I let her do the typing so that she could have a tactile sense of adding to this book of knowledge. I walked back to my desk giving her some personal space to do her work, because all human beings need personal space. When she was finished writing, I looked it over, gave her a quick nod of approval and she clicked save. We both smiled when her revisions showed up beautifully on the Wikipedia page.

That was in 2005. Today, I ask refugees to tell me a story from their life and record it using a combination of LibreOffice Impress (also called LibreOffice Presentation) and GTKRecordMyDesktop. Here is an example of one of my finished narrated stories using these tools. I might also ask them for a photo to scan and create a digital story of their narration—using the free web service, I marry the graphics and audio narration to create a YouTube video.

Participatory culture creates a sense of participation and a sense of belonging. I have never fled a city as a refugee, but if I ever did, I would hope my new home would help me quickly gain a sense of belonging and purpose. The open source way does that. It takes a refugee and makes them a valued contributor. 

That's what all human beings need. Human beings need to be needed. Bless Jimmy Wales and the others who got Wikipedia off the ground. Using the open source way they have made people from all walks of life feel needed. It's up to you and I to extend this further in whatever ways we can. It's not difficult to do when you set your compass bearing in the right direction. Consider it a puzzle or a challenge. You'll get a kick from figuring out the challenge when you encounter it.

Put on your creativity hat. The open source way is calling you. Are you up to the challenge?

About the author

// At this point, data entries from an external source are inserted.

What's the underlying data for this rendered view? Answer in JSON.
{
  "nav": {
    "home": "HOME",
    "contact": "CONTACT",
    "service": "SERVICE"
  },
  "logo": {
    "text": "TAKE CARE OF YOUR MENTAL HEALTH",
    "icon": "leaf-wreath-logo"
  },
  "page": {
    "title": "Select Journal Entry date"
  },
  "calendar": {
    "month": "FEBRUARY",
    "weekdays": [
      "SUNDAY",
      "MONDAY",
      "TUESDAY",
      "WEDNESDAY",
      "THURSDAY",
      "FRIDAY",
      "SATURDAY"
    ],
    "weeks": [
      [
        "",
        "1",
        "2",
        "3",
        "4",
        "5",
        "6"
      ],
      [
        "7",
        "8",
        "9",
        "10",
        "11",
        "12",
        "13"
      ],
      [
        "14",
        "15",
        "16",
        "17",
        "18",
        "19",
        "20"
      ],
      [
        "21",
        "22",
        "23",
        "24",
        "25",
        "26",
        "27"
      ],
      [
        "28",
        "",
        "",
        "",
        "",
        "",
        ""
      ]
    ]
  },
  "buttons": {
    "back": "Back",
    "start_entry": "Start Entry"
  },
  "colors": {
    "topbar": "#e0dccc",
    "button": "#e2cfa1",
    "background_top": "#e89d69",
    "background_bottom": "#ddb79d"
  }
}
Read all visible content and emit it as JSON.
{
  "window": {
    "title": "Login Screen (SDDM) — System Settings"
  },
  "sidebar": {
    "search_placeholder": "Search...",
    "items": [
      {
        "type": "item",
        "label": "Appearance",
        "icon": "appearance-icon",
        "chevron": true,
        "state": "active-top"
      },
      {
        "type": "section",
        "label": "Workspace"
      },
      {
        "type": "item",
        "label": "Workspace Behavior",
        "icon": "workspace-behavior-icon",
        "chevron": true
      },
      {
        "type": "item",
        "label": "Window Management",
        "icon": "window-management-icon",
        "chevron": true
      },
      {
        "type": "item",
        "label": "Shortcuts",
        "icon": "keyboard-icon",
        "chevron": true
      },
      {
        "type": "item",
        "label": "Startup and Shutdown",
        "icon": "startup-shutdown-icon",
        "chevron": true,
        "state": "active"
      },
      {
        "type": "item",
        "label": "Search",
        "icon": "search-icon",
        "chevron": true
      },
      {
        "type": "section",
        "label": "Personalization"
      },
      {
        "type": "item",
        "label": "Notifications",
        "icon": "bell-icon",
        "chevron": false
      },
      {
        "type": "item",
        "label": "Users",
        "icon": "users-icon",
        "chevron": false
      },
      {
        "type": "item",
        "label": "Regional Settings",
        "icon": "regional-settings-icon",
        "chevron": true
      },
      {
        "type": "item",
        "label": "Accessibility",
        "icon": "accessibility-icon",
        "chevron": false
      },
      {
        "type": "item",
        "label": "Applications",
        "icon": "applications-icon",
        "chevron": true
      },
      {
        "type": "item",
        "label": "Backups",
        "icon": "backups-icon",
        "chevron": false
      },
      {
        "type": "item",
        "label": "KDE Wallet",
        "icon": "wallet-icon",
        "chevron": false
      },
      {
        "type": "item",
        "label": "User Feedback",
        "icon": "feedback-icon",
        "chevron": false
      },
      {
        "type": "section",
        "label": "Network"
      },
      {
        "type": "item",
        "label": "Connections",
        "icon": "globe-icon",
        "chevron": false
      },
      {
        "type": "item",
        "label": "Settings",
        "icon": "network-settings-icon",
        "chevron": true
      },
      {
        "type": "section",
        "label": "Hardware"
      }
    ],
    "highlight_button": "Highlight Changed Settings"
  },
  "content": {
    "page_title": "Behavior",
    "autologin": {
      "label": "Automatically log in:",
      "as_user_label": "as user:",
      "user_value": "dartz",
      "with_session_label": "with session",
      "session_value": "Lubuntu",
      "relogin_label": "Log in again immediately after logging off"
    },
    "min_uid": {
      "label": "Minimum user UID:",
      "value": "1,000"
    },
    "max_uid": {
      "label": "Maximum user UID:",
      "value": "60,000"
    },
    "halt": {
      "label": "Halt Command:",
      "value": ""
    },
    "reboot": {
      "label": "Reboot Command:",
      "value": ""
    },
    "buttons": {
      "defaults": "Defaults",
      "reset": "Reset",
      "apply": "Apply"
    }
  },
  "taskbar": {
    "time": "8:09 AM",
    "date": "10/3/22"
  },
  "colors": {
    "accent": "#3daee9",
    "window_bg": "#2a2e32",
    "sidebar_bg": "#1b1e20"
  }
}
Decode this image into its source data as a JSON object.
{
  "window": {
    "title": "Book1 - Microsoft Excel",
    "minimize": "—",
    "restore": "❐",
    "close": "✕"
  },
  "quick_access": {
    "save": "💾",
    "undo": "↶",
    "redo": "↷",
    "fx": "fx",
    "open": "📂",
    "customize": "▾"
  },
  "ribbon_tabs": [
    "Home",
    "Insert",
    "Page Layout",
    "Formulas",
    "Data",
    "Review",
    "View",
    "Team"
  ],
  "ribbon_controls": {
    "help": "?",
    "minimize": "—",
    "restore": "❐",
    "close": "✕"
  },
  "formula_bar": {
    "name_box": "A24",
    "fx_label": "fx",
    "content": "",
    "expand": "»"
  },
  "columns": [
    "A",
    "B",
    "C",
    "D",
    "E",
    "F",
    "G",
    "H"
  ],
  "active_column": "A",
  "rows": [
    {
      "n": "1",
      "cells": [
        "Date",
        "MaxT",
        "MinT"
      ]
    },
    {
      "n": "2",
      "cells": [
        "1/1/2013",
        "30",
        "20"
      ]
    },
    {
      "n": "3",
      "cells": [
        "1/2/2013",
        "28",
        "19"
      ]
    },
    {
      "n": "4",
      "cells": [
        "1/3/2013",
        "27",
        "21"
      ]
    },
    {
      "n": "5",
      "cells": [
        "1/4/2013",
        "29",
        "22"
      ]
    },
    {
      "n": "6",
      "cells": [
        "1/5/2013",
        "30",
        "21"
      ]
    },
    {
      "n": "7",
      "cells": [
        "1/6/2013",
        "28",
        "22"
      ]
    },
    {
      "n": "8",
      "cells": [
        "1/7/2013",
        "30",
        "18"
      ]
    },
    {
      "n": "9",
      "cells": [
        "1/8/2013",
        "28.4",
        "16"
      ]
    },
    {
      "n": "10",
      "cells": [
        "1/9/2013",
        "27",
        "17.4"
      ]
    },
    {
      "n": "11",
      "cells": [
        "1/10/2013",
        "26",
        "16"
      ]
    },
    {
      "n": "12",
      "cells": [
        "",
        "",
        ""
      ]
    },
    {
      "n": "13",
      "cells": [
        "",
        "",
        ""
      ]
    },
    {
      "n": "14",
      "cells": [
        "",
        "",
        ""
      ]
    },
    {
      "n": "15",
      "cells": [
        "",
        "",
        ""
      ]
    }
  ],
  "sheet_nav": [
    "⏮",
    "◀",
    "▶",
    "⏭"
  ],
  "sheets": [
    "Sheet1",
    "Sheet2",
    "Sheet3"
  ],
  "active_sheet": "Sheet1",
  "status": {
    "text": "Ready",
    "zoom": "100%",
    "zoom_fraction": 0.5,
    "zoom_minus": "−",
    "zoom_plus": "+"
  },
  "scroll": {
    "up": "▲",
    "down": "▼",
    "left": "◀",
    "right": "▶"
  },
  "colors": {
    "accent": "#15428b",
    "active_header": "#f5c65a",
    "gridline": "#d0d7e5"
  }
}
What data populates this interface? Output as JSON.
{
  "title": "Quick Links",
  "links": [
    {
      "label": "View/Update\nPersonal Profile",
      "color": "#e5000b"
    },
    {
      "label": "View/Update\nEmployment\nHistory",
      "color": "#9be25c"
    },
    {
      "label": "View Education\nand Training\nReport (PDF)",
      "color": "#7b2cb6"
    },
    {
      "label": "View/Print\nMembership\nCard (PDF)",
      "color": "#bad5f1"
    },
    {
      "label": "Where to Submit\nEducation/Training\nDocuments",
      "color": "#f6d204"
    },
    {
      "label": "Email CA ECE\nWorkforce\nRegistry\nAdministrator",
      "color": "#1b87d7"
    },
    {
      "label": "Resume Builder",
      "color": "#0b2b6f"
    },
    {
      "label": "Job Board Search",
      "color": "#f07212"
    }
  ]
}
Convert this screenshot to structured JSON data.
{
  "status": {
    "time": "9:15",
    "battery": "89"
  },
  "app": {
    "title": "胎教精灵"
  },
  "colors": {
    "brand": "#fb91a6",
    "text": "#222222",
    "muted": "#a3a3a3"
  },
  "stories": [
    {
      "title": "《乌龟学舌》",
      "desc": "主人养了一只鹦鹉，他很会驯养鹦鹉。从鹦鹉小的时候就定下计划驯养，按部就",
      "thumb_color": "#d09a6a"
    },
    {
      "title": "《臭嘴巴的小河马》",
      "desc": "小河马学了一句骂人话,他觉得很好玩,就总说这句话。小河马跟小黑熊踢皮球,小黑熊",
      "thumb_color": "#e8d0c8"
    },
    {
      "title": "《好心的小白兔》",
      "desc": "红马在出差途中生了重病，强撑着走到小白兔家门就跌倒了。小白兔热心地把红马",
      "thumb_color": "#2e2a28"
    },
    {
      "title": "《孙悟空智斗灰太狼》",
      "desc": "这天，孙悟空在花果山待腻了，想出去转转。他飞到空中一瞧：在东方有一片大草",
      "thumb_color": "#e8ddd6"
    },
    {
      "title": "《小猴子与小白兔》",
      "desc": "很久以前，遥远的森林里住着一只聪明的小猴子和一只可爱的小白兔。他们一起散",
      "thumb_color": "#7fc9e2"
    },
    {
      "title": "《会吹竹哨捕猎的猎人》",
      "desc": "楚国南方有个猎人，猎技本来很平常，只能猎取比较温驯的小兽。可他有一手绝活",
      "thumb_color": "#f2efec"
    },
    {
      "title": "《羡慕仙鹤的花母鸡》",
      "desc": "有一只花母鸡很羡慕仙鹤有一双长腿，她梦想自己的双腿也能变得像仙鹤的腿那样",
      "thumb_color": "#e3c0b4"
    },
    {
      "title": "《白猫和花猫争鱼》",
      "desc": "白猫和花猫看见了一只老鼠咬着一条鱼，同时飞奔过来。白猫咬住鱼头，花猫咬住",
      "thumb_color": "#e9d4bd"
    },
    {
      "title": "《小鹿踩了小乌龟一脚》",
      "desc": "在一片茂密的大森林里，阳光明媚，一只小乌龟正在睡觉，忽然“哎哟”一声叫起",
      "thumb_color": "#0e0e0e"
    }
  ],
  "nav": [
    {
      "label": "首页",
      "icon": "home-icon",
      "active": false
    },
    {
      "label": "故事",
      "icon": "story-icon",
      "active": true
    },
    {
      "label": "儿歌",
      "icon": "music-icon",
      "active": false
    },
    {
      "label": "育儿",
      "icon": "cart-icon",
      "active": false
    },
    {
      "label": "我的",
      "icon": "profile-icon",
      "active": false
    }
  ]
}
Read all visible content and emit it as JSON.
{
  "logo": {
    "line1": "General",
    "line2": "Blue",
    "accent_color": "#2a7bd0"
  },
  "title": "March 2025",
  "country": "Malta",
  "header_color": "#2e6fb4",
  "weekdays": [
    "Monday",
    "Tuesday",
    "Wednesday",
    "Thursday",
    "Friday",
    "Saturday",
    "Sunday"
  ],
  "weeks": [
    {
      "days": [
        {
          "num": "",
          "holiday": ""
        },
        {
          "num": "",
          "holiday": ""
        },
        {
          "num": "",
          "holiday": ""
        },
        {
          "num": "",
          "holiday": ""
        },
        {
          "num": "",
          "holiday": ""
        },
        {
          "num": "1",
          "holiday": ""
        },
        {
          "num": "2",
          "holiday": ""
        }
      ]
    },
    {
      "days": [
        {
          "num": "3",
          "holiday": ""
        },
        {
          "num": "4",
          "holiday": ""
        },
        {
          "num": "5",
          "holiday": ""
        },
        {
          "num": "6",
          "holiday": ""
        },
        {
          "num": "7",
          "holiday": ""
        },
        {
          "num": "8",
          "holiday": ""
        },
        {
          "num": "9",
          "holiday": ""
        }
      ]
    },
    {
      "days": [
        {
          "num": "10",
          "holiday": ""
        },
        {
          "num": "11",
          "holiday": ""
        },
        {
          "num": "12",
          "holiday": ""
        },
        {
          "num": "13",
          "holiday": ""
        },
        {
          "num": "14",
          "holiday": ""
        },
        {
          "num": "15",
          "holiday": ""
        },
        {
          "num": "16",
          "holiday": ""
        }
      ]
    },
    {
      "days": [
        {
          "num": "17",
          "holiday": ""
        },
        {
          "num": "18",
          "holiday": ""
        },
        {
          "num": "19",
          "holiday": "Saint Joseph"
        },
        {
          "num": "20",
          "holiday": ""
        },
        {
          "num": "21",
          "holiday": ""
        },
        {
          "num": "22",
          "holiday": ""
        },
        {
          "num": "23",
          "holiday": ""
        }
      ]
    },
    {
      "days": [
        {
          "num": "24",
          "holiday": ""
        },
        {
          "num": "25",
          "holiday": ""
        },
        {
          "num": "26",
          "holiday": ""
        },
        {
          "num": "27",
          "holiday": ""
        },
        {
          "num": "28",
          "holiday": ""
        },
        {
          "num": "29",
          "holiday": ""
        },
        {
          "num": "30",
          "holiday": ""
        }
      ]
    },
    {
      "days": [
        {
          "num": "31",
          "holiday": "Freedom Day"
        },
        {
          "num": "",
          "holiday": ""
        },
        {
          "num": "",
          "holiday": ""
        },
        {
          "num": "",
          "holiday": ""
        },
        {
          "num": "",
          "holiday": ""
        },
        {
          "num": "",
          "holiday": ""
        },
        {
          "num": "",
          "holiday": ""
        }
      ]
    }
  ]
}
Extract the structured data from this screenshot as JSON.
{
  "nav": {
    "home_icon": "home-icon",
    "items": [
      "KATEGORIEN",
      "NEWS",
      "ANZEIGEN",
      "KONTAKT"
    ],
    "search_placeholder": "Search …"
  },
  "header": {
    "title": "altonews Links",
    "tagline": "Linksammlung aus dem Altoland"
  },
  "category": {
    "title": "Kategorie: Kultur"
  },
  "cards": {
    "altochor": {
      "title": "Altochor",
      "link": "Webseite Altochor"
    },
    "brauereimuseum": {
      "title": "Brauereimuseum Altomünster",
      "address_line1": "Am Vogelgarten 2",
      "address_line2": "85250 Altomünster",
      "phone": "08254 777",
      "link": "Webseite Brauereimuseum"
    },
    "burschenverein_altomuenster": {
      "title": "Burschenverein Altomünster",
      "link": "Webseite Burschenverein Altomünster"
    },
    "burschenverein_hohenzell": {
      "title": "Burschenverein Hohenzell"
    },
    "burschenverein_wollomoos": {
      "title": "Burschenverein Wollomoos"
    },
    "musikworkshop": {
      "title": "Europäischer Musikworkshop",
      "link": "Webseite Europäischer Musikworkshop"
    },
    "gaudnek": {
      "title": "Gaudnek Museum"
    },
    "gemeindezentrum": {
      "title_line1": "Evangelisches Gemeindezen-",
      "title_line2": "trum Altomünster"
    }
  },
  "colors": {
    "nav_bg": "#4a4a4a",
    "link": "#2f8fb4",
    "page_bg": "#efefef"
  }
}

Phil Shapiro - Phil Shapiro has been an educator, teaching students from pre-school to graduate school for the past 30 years. He currently works at a public library in the Washington, DC area, helping youth and adults use 27 Linux stations. Between 2007 and 2012, he blogged for PC World magazine on various technology topics and currently writes for Ars Technica, MAKE magazine, FOSS Force, TechSoup for Libraries, and Visit him at his...